■ TASK ■
Print out the data below. Do not alter a single line.

■ DATA PROVIDED ■
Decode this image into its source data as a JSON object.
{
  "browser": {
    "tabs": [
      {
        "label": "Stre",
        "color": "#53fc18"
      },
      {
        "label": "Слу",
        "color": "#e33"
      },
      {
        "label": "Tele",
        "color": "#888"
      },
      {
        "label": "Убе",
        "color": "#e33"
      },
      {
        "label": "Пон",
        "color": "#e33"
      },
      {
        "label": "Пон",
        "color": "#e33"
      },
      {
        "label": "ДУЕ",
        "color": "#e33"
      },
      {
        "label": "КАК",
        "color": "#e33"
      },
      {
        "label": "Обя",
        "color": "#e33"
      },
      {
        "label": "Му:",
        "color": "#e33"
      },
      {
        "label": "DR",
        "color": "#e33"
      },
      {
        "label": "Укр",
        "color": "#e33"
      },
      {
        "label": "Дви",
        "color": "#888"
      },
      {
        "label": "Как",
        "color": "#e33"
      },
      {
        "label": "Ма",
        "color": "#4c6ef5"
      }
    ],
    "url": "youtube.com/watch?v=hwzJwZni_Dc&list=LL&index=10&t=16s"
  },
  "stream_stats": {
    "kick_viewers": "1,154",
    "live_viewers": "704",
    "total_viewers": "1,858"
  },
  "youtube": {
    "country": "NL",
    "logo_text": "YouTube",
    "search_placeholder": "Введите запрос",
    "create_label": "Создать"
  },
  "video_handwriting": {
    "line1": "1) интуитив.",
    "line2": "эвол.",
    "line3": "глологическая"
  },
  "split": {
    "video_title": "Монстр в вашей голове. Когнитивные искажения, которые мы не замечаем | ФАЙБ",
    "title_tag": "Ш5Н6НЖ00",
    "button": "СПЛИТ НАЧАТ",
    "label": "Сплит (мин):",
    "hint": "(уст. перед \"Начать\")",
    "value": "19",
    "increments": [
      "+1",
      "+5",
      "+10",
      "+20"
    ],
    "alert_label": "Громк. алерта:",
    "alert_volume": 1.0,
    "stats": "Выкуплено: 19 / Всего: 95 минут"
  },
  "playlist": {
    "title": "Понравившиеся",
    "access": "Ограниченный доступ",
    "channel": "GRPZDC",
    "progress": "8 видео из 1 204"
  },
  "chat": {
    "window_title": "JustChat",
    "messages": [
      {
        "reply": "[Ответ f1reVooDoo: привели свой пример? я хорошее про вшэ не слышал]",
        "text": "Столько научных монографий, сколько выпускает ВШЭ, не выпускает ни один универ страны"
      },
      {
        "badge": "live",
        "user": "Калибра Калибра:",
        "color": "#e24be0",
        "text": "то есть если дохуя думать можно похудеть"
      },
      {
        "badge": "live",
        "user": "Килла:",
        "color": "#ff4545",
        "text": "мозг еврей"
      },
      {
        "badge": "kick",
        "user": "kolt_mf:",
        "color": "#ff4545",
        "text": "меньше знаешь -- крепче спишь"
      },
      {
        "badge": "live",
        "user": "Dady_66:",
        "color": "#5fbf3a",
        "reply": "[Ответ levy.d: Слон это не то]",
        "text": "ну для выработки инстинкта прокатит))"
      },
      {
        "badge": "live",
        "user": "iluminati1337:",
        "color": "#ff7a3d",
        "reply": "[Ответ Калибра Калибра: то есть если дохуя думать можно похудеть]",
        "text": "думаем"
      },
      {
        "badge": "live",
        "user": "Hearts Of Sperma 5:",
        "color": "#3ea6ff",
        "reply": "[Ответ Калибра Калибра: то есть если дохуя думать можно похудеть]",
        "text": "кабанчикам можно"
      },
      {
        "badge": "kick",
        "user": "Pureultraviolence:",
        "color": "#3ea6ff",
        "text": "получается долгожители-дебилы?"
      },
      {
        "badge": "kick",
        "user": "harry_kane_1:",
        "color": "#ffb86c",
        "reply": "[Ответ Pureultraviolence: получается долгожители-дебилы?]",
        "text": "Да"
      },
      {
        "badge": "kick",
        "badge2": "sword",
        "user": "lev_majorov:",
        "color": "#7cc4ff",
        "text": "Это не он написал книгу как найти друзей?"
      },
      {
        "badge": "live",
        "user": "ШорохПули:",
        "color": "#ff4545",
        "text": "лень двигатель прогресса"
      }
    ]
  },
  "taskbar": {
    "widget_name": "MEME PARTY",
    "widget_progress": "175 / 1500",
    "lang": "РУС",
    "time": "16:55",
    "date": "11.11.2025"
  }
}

■ ANSWER SPACE ■
Decode this image into its source data as a JSON object.
{
  "browser": {
    "tabs": [
      {
        "label": "Stre",
        "color": "#53fc18"
      },
      {
        "label": "Слу",
        "color": "#e33"
      },
      {
        "label": "Tele",
        "color": "#888"
      },
      {
        "label": "Убе",
        "color": "#e33"
      },
      {
        "label": "Пон",
        "color": "#e33"
      },
      {
        "label": "Пон",
        "color": "#e33"
      },
      {
        "label": "ДУЕ",
        "color": "#e33"
      },
      {
        "label": "КАК",
        "color": "#e33"
      },
      {
        "label": "Обя",
        "color": "#e33"
      },
      {
        "label": "Му:",
        "color": "#e33"
      },
      {
        "label": "DR",
        "color": "#e33"
      },
      {
        "label": "Укр",
        "color": "#e33"
      },
      {
        "label": "Дви",
        "color": "#888"
      },
      {
        "label": "Как",
        "color": "#e33"
      },
      {
        "label": "Ма",
        "color": "#4c6ef5"
      }
    ],
    "url": "youtube.com/watch?v=hwzJwZni_Dc&list=LL&index=10&t=16s"
  },
  "stream_stats": {
    "kick_viewers": "1,154",
    "live_viewers": "704",
    "total_viewers": "1,858"
  },
  "youtube": {
    "country": "NL",
    "logo_text": "YouTube",
    "search_placeholder": "Введите запрос",
    "create_label": "Создать"
  },
  "video_handwriting": {
    "line1": "1) интуитив.",
    "line2": "эвол.",
    "line3": "глологическая"
  },
  "split": {
    "video_title": "Монстр в вашей голове. Когнитивные искажения, которые мы не замечаем | ФАЙБ",
    "title_tag": "Ш5Н6НЖ00",
    "button": "СПЛИТ НАЧАТ",
    "label": "Сплит (мин):",
    "hint": "(уст. перед \"Начать\")",
    "value": "19",
    "increments": [
      "+1",
      "+5",
      "+10",
      "+20"
    ],
    "alert_label": "Громк. алерта:",
    "alert_volume": 1.0,
    "stats": "Выкуплено: 19 / Всего: 95 минут"
  },
  "playlist": {
    "title": "Понравившиеся",
    "access": "Ограниченный доступ",
    "channel": "GRPZDC",
    "progress": "8 видео из 1 204"
  },
  "chat": {
    "window_title": "JustChat",
    "messages": [
      {
        "reply": "[Ответ f1reVooDoo: привели свой пример? я хорошее про вшэ не слышал]",
        "text": "Столько научных монографий, сколько выпускает ВШЭ, не выпускает ни один универ страны"
      },
      {
        "badge": "live",
        "user": "Калибра Калибра:",
        "color": "#e24be0",
        "text": "то есть если дохуя думать можно похудеть"
      },
      {
        "badge": "live",
        "user": "Килла:",
        "color": "#ff4545",
        "text": "мозг еврей"
      },
      {
        "badge": "kick",
        "user": "kolt_mf:",
        "color": "#ff4545",
        "text": "меньше знаешь -- крепче спишь"
      },
      {
        "badge": "live",
        "user": "Dady_66:",
        "color": "#5fbf3a",
        "reply": "[Ответ levy.d: Слон это не то]",
        "text": "ну для выработки инстинкта прокатит))"
      },
      {
        "badge": "live",
        "user": "iluminati1337:",
        "color": "#ff7a3d",
        "reply": "[Ответ Калибра Калибра: то есть если дохуя думать можно похудеть]",
        "text": "думаем"
      },
      {
        "badge": "live",
        "user": "Hearts Of Sperma 5:",
        "color": "#3ea6ff",
        "reply": "[Ответ Калибра Калибра: то есть если дохуя думать можно похудеть]",
        "text": "кабанчикам можно"
      },
      {
        "badge": "kick",
        "user": "Pureultraviolence:",
        "color": "#3ea6ff",
        "text": "получается долгожители-дебилы?"
      },
      {
        "badge": "kick",
        "user": "harry_kane_1:",
        "color": "#ffb86c",
        "reply": "[Ответ Pureultraviolence: получается долгожители-дебилы?]",
        "text": "Да"
      },
      {
        "badge": "kick",
        "badge2": "sword",
        "user": "lev_majorov:",
        "color": "#7cc4ff",
        "text": "Это не он написал книгу как найти друзей?"
      },
      {
        "badge": "live",
        "user": "ШорохПули:",
        "color": "#ff4545",
        "text": "лень двигатель прогресса"
      }
    ]
  },
  "taskbar": {
    "widget_name": "MEME PARTY",
    "widget_progress": "175 / 1500",
    "lang": "РУС",
    "time": "16:55",
    "date": "11.11.2025"
  }
}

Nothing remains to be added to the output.